Health News Digest

The Salt Fix

July 3, 2017

The Salt Fix: A Book Review

By Michael D. Shaw

The Salt Fix: Why the Experts Got It All Wrong—and How Eating More Might Save Your Life
By Dr. James DiNicolantonio
Crown Publishing Group, 201 pp., $26.99
Print ISBN: 978-0-451-49696-6
Ebook ISBN: 978-0-451-49697-3

This column has covered the low-salt mythology in August and February of 2014. Certainly, articles have appeared over the years on insider blogs attacking the low-salt orthodoxy. And, trade group The Salt Institute has been trying to set the record straight for a good long time.

But, James DiNicolantonio’s new book is among the first in the popular media that skewers the prevailing “wisdom” on this topic.

“We’ve all heard the recommendation: eat no more than a teaspoon of salt a day for a healthy heart. But there’s one big problem with this: the vast majority of us don’t need to eat low-salt diets. In fact, for most of us, more salt would be better for our health, rather than less. (Not to mention, much tastier.)”

Besides being a compelling read, this work is assiduously documented—replete with 670 references and notes. DiNicolantonio’s resume is sure to impress, and at first blush would seem unlikely for a contrarian….

James J. DiNicolantonio, PharmD is a research scientist and doctor of pharmacy at Saint Luke’s Mid America Heart Institute in Kansas City, MO. He has published more than two hundred papers in the medical literature, along with numerous articles on nutrition in the lay press. DiNicolantonio is the associate editor of BMJ Open Heart, and is also on the editorial advisory board of several other medical journals.

The book’s introduction sets the stage:

“You may have been mightily struggling to restrict yourself, not knowing that your salt cravings are totally, biologically normal, akin to our thirst for water.”

That stands to reason, in light of the 2300 milligram daily recommendation, compared to the scientific finding—across all populations—that when people are left to unrestricted sodium consumption, they tend to settle in at 3,000-4,000 mg per day.

Subsequent chapters lay out the physiological reasons and evolutionary basis for why salt intake is so essential. As to that 2300 mg figure, our kidneys are more than up to the task: They filter that amount of salt every five minutes! In fact, the stress on our kidneys mainly comes from having to conserve salt and reabsorb it. Thus, low-salt diets are an energy hog, and in some cases can lead us to become more sedentary. What’s more, low salt can raise the heart rate, and increase risk of heart attack.

What about the supposed hypertension connection? DiNicolantonio puts together the data, and notes that the prevalence of hypertension in the US in the first half of the 1900s was around 10 percent.

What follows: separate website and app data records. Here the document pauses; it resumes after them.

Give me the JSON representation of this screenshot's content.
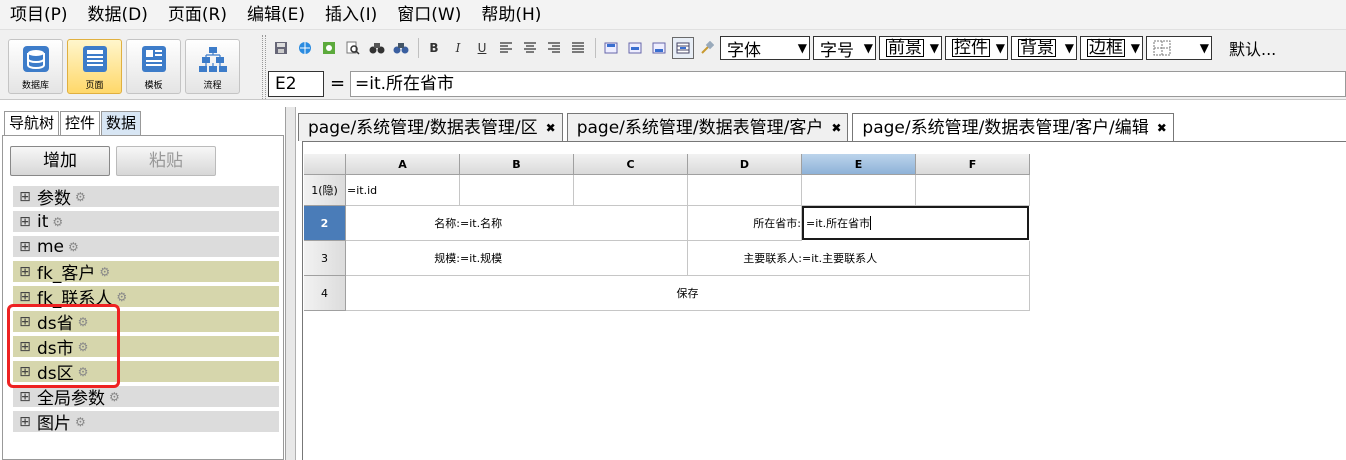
{
  "menu": [
    "项目(P)",
    "数据(D)",
    "页面(R)",
    "编辑(E)",
    "插入(I)",
    "窗口(W)",
    "帮助(H)"
  ],
  "big_buttons": [
    {
      "label": "数据库",
      "icon": "database-icon"
    },
    {
      "label": "页面",
      "icon": "page-icon"
    },
    {
      "label": "模板",
      "icon": "template-icon"
    },
    {
      "label": "流程",
      "icon": "flow-icon"
    }
  ],
  "format_toolbar": {
    "bold": "B",
    "italic": "I",
    "underline": "U",
    "font": "字体",
    "size": "字号",
    "fg": "前景",
    "control": "控件",
    "bg": "背景",
    "border": "边框",
    "default": "默认..."
  },
  "formula_bar": {
    "cell_ref": "E2",
    "equals": "=",
    "formula": "=it.所在省市"
  },
  "left_tabs": [
    "导航树",
    "控件",
    "数据"
  ],
  "left_buttons": {
    "add": "增加",
    "paste": "粘贴"
  },
  "tree": [
    {
      "label": "参数",
      "hl": false
    },
    {
      "label": "it",
      "hl": false
    },
    {
      "label": "me",
      "hl": false
    },
    {
      "label": "fk_客户",
      "hl": true
    },
    {
      "label": "fk_联系人",
      "hl": true
    },
    {
      "label": "ds省",
      "hl": true
    },
    {
      "label": "ds市",
      "hl": true
    },
    {
      "label": "ds区",
      "hl": true
    },
    {
      "label": "全局参数",
      "hl": false
    },
    {
      "label": "图片",
      "hl": false
    }
  ],
  "doc_tabs": [
    {
      "label": "page/系统管理/数据表管理/区",
      "active": false
    },
    {
      "label": "page/系统管理/数据表管理/客户",
      "active": false
    },
    {
      "label": "page/系统管理/数据表管理/客户/编辑",
      "active": true
    }
  ],
  "grid": {
    "columns": [
      "A",
      "B",
      "C",
      "D",
      "E",
      "F"
    ],
    "rows": [
      "1(隐)",
      "2",
      "3",
      "4"
    ],
    "cells": {
      "r1_a": "=it.id",
      "r2_ab_label": "名称:",
      "r2_c": "=it.名称",
      "r2_d": "所在省市:",
      "r2_e": "=it.所在省市",
      "r3_ab_label": "规模:",
      "r3_c": "=it.规模",
      "r3_d": "主要联系人:",
      "r3_e": "=it.主要联系人",
      "r4": "保存"
    }
  }
}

Now, it is three times as high—despite salt intake remaining remarkably stable over the last 50 years.

Historical data on heart disease is even more interesting. Before the advent of refrigeration, salt was widely used for food preservation. Thus, in the 1500s, people were consuming 40,000 mg of salt per day, and if we are to believe the salt/hypertension/heart disease mantra, hundreds of thousands of such deaths should have been reported for this time. However, heart disease was not reported until the mid-1600s, jumping to serious levels in the early 1900s.

Indeed, DiNicolantonio details the sad history of the conventional wisdom on low salt. He is especially critical—as he should be—of the execrable work of Walter Kempner MD, and his Rice Diet (defended to this day by some woefully misguided “authorities”). While some blood pressure lowering results were observed, there were massive defects in methodology, including the fact that many of the subjects were obese and in hypertensive crisis (average 199/117 baseline from the get-go); and there was far more than just low salt in his Rice Diet, confounding reasonable analysis. Weight loss alone, promoted by the diet’s extreme calorie restriction, could have eased the hypertension.

The author delves into “paradoxes” whereby high-salt diet populations (South Korea, Japan, France) have very low rates of coronary heart disease. In short, The Salt Fix is a treasure trove for anyone who questions the conventional wisdom. And more people should, because with few exceptions, the incidence of most chronic conditions treated conventionally—such as hypertension, diabetes, obesity, and arthritis—keeps getting worse.

I’ll conclude with a few zingers from my interview with DiNicolantonio:

“There was no study ever proving that restricting salt is going to reduce cardiovascular events or mortality.”

“Consuming just four cups of coffee can cause you to lose up to a full teaspoon of salt; and yet, we’re told to consume less than a teaspoon of salt every day.”

“The American Heart Association [low-salters] tells everyone to exercise every day, and we lose a ton of salt in our sweat. It’s just so counterintuitive, it doesn’t make any sense. We can lose a teaspoon of salt every single hour when working out in the heat.”